You can join a guided tour through the tunnels every weekend at 2 o clock. A tour takes one hour and starts at the Waldeck Bastion in the Waldeck Park. Taking part in the tour costs 3,50 Euros for adults.
I heard that it's one of the Musts, so we decided to go there and see.... Well, 1st of all we were not lucky with the weather - the pathes going round the Fort are all naturally formed, i.e. it's plain earth, so due to constant raining we walked in mud up to our knees; 2nd as we were told, tourists were not allowed to get on top of the Fort, thus no much fun just go around it; 3d we were really lucky to find out that there were caves nearby, what was really great experience.
During your visit in Maastrict you will probably take a trip to the Sint Pietersberg, because you may want to visit the caves or you are looking for some outdoor action "en plein aire" at the hill. Then, it would be a good idea to take a look at the old sint Pieter Fort. This is an 18 th. century fort, build as a pentagon, with a strategic overview on Maastricht. You can have a guided tour (1 hour) and there are terraces that give a splendid view over the city and its surroundings. When you go up the hill, following the road that leaves from the fort, you will find large fields; an idealistic scenery for a picknick.
In the 16 th. Maastricht has started to build its fortification, in order to protect the city against the enemies. There now exists a giant labyrinth of old tunnels under the city, that are (partly) open to public. You can get back in time by exploring these tunnels and see how the soldiers in those days used this strategic place.

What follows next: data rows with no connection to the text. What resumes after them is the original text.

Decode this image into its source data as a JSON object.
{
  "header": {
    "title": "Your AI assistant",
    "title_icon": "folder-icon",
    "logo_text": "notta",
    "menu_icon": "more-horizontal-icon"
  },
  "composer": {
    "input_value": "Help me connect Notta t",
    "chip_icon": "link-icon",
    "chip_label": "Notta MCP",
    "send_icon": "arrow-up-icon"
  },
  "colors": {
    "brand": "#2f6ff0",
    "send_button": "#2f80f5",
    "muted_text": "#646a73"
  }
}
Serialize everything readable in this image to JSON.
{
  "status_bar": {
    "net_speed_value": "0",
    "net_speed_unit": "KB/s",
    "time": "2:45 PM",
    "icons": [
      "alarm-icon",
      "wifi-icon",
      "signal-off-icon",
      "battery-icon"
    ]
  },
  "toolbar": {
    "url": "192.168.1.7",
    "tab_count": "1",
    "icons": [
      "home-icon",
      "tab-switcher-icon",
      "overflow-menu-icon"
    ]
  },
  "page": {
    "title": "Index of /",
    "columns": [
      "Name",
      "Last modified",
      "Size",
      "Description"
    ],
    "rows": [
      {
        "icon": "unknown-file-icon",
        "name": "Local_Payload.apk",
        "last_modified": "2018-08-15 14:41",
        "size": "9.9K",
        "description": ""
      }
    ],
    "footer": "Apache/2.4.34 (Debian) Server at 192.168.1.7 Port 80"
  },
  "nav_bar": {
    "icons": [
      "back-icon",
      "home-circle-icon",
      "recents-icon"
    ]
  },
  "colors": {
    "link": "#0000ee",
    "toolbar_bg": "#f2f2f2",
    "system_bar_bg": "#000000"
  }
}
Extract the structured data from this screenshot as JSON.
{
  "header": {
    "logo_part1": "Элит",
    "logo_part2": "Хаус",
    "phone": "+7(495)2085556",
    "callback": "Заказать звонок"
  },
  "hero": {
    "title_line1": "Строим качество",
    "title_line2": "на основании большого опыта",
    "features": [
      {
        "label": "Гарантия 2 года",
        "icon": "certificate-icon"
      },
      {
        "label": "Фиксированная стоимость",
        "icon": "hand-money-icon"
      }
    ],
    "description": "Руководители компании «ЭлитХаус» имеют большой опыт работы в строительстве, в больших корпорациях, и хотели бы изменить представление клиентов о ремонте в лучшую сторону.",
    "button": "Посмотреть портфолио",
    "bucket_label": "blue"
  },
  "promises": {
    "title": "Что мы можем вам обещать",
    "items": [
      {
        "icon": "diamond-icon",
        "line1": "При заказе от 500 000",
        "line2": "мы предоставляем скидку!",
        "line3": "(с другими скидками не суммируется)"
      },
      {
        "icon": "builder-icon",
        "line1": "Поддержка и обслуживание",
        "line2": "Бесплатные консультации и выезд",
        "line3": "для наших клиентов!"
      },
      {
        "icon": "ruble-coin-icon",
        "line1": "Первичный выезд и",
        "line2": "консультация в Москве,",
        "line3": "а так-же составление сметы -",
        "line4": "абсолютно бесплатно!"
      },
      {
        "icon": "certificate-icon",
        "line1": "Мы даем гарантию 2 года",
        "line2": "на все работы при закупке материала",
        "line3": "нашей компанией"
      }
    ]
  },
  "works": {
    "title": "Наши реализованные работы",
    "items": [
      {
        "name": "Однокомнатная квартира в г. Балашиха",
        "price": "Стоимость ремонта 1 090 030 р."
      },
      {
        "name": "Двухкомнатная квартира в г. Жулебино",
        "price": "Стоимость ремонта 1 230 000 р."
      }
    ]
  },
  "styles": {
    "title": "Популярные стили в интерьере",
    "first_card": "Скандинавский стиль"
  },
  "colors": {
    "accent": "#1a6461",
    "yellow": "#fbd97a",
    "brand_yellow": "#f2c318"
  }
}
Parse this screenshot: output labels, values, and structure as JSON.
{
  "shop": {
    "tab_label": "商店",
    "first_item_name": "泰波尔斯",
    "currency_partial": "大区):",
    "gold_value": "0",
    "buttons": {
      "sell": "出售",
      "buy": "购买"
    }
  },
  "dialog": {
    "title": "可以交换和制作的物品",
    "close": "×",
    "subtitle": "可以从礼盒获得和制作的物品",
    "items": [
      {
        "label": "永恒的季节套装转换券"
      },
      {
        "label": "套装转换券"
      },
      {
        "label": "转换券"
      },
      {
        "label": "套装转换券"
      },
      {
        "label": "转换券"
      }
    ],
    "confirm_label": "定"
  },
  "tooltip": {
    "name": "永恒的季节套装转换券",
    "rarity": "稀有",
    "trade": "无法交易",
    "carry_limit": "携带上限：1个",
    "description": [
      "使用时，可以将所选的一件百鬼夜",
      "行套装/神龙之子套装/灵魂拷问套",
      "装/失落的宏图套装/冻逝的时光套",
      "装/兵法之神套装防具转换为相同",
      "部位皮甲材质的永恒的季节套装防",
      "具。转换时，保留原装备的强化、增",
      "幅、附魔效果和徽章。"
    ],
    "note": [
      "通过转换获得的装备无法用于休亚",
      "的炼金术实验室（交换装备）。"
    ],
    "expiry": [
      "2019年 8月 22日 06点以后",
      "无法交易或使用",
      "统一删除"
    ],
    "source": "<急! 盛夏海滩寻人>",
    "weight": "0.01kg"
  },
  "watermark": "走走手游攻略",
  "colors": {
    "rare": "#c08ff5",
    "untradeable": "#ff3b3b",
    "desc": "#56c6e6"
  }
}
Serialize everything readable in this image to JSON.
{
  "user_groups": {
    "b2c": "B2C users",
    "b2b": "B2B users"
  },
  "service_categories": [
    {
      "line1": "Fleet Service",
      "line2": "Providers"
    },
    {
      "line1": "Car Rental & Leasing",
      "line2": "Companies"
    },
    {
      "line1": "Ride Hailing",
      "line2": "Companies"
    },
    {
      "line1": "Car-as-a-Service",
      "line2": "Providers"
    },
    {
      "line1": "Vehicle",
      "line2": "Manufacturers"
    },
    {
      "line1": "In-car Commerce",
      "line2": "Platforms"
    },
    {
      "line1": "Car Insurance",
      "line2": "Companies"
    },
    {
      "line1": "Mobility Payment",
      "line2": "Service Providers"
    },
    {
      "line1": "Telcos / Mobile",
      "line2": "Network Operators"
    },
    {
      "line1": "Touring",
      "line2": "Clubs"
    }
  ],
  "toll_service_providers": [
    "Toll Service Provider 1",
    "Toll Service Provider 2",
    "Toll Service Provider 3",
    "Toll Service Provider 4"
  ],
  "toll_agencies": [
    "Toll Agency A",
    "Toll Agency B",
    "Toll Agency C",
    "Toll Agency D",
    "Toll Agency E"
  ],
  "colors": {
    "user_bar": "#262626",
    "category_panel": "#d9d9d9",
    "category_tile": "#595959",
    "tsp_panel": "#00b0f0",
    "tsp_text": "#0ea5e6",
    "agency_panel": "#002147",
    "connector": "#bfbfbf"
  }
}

But be aware: the tunnels have ceilings that are build for 16th cenury Maastricht men, so if you are a tall person, you may feel it in your back, when you have explored this underground world!
Only by guided tour
Just outside the center (the park is in between) you will find quite some huge part of the remaining of the Kazematten.
The word Kazematten originated in the Spanish language.
Kaze... refers to Casa and Matte was something similar as 'dead' so they were the deadhouses....
and for a huge amount of soulders it was!
You can apply for a guided tour if you are with a group.
Take some thing warm with you, it can be chilly as it is all underground!
When in Maastricht I visited the Sint Pieters fort, just at about 15 minutes walk outside the centre.
The location you can see on the 'general tips' map of Maastricht, it is where the arrow is pointed at.
There is a huger fort at the other side but that is transformed into a more recreative area.
An organization has been set up to preserve this fort and keep it as a patrimonium of the city and a witness of it's history.
They want to keep it as much as possible as it was because it has been part of such a turbulent history of the city.
Pity that it is the lack of money and sometimes the ignorant interference of people that prevent this group from realizing their aim.
On the map you can see how this fort looked liked in 1840, at the top you can see the drawing of the canon artillery (canon battery?) between 1816-1822.
Between 1575 and 1825, mining activities created a network of galleries at Maastricht's western limits. These mining galleries were used in times of siege for subterranean approach and elimination of the enemy. The tour lasts about 1 hour and is led by an official VVV Tourist Office guide who gives the visitor an impression of the 'how and why' of this unique military monument, with is domed vaults, impressive shellproof refuges, powder rooms, plunging steps and a variety of galleris.
Build in 1816 as a part of the fortifications "hoge fronten." You can admire the fort from outside. there is now a playground for children located.